What to work on: Work out how many lines of the listing hold the string "JSON", then answer with that number and nothing else.

Task inputs:
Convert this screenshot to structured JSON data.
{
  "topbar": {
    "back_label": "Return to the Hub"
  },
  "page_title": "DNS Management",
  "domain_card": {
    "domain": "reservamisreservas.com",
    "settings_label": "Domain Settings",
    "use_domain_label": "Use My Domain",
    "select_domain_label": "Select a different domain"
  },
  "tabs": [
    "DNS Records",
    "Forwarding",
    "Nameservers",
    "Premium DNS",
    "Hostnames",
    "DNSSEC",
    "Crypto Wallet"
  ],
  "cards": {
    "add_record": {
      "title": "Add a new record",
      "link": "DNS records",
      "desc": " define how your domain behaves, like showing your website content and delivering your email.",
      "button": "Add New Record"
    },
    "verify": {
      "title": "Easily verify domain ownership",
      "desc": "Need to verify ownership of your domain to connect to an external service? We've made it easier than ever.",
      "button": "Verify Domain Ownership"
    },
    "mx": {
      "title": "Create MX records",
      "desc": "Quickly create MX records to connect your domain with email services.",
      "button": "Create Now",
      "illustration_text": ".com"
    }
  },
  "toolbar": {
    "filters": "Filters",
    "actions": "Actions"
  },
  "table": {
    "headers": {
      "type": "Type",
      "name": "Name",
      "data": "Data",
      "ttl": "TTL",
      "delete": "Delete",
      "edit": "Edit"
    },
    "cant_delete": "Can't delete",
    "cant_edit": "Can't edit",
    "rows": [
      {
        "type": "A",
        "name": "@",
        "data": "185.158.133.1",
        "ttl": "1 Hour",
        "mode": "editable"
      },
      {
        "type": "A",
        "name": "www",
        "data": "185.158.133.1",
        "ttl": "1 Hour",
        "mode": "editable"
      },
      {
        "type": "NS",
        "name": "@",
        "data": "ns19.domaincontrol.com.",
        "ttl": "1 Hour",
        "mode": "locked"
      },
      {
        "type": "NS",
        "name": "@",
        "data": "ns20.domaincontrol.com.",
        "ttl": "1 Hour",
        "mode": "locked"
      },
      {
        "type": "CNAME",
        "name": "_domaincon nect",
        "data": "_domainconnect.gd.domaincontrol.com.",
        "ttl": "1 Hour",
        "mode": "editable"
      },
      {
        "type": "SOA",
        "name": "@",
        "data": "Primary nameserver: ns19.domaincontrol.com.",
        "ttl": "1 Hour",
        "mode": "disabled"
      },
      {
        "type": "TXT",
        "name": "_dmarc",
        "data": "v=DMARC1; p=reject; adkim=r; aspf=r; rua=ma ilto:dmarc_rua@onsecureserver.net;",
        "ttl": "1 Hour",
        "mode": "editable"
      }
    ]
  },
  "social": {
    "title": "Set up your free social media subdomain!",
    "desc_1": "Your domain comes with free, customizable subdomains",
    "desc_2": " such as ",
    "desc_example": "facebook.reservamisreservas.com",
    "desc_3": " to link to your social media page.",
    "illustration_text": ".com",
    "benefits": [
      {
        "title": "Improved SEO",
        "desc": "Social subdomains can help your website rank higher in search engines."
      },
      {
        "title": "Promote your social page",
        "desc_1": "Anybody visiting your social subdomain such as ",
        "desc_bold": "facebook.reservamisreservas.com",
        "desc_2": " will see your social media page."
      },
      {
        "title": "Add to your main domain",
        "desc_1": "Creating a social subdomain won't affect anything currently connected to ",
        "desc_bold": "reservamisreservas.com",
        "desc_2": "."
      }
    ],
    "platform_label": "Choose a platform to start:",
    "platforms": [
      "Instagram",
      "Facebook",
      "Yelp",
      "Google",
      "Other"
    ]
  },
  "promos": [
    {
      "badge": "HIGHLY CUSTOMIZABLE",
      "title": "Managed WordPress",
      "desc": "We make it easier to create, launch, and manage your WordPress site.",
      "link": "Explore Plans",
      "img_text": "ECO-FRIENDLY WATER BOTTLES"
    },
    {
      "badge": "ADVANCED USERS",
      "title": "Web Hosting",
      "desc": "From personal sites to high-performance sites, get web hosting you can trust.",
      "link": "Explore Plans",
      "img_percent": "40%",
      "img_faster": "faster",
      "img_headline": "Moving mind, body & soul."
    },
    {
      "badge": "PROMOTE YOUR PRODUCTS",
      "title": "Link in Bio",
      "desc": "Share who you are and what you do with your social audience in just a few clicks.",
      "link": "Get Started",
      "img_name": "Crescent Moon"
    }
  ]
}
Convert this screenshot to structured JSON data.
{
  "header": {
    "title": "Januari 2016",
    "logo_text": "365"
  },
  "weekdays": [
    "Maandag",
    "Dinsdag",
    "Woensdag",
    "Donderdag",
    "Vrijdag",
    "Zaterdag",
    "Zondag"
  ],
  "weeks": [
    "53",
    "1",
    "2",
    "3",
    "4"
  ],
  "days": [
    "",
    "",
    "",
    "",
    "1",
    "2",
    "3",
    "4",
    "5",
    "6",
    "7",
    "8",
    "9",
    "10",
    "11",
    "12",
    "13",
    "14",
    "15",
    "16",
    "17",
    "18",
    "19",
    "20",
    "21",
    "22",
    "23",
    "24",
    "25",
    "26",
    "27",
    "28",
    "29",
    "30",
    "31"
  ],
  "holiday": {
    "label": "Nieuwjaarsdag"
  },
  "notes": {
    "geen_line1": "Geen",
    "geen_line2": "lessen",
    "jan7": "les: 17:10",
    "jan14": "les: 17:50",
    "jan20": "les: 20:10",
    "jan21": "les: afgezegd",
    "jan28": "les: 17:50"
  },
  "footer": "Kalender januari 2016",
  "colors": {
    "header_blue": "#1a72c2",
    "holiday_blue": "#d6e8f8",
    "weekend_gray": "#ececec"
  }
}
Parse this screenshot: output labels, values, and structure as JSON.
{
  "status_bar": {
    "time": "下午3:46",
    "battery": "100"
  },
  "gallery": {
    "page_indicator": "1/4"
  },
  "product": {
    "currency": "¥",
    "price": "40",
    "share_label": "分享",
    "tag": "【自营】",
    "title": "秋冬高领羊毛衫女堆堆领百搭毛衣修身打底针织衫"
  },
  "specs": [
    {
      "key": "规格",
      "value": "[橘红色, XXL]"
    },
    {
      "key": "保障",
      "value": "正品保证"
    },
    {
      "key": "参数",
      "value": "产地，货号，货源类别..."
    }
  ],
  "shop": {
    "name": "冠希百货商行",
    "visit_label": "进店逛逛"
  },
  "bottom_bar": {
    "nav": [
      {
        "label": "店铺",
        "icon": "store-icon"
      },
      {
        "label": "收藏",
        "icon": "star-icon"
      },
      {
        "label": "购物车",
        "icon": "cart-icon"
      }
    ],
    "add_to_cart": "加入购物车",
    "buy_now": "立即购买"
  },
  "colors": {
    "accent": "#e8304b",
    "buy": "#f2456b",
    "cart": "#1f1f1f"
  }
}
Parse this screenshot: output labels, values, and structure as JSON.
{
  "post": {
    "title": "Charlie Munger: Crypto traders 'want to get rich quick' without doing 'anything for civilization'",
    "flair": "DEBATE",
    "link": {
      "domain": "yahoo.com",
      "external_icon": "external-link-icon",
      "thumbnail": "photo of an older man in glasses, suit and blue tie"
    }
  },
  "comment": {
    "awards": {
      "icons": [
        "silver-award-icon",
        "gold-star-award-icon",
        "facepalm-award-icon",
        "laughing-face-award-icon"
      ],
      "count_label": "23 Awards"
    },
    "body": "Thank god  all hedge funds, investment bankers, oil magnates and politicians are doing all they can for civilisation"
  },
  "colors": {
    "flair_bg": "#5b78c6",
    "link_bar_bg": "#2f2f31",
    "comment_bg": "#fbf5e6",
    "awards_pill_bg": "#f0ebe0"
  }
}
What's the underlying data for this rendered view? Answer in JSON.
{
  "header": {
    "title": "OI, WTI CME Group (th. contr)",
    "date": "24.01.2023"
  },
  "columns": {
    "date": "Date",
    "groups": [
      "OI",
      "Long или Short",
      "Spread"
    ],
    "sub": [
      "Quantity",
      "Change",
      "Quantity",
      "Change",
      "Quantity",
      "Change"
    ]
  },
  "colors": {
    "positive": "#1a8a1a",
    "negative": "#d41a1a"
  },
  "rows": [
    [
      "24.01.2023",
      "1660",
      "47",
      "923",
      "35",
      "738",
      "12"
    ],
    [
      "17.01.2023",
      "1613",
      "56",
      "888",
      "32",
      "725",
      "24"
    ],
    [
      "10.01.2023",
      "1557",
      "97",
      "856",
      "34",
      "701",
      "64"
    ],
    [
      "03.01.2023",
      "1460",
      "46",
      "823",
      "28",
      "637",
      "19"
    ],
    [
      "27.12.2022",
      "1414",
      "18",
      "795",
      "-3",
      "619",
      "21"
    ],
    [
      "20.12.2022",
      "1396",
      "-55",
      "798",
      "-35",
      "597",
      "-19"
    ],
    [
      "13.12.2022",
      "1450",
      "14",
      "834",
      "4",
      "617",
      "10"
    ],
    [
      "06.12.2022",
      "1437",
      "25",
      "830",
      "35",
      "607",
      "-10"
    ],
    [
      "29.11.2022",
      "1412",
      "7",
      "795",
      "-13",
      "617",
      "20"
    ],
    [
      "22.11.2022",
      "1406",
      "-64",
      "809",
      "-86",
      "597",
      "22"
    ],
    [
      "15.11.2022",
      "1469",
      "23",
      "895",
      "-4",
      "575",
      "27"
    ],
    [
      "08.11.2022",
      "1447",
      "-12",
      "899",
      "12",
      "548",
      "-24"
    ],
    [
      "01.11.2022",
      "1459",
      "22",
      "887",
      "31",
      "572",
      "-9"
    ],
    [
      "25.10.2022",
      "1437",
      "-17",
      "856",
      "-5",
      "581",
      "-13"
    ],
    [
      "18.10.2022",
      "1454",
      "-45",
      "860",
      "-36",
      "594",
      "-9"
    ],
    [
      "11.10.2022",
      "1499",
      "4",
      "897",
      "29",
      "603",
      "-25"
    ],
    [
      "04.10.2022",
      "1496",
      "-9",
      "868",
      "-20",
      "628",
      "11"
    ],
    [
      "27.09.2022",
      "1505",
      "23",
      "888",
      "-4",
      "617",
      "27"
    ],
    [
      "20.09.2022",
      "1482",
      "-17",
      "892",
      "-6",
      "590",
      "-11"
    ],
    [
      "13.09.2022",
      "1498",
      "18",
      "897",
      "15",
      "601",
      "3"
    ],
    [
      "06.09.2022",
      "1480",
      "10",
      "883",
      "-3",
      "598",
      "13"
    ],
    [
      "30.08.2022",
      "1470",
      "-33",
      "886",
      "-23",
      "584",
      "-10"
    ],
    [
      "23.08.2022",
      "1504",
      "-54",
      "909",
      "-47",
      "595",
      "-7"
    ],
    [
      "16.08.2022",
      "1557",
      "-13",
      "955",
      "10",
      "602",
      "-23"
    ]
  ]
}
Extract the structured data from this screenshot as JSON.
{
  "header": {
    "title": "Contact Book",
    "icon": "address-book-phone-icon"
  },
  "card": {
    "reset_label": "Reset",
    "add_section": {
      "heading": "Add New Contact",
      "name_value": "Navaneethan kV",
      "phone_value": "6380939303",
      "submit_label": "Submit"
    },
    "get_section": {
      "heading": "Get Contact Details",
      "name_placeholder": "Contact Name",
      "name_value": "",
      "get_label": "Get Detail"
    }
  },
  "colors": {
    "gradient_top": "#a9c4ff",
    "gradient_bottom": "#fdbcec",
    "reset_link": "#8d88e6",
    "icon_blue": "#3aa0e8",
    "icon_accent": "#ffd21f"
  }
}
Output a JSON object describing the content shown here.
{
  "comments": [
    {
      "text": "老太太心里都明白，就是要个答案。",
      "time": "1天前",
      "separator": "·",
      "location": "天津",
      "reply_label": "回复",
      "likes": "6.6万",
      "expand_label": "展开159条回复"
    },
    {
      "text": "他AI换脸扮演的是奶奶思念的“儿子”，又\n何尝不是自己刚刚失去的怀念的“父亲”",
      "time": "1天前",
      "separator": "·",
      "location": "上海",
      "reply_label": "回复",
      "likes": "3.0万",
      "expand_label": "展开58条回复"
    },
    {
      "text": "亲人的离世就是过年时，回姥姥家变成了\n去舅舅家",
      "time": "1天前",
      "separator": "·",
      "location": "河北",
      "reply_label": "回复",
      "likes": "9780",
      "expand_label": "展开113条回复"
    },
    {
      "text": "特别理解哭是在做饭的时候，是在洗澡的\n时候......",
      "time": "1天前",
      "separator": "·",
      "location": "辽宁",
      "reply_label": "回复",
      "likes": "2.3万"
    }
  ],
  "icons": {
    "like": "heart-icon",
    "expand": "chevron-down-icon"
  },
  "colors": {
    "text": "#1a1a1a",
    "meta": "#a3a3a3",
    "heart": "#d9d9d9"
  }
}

Solution to the exercise: 7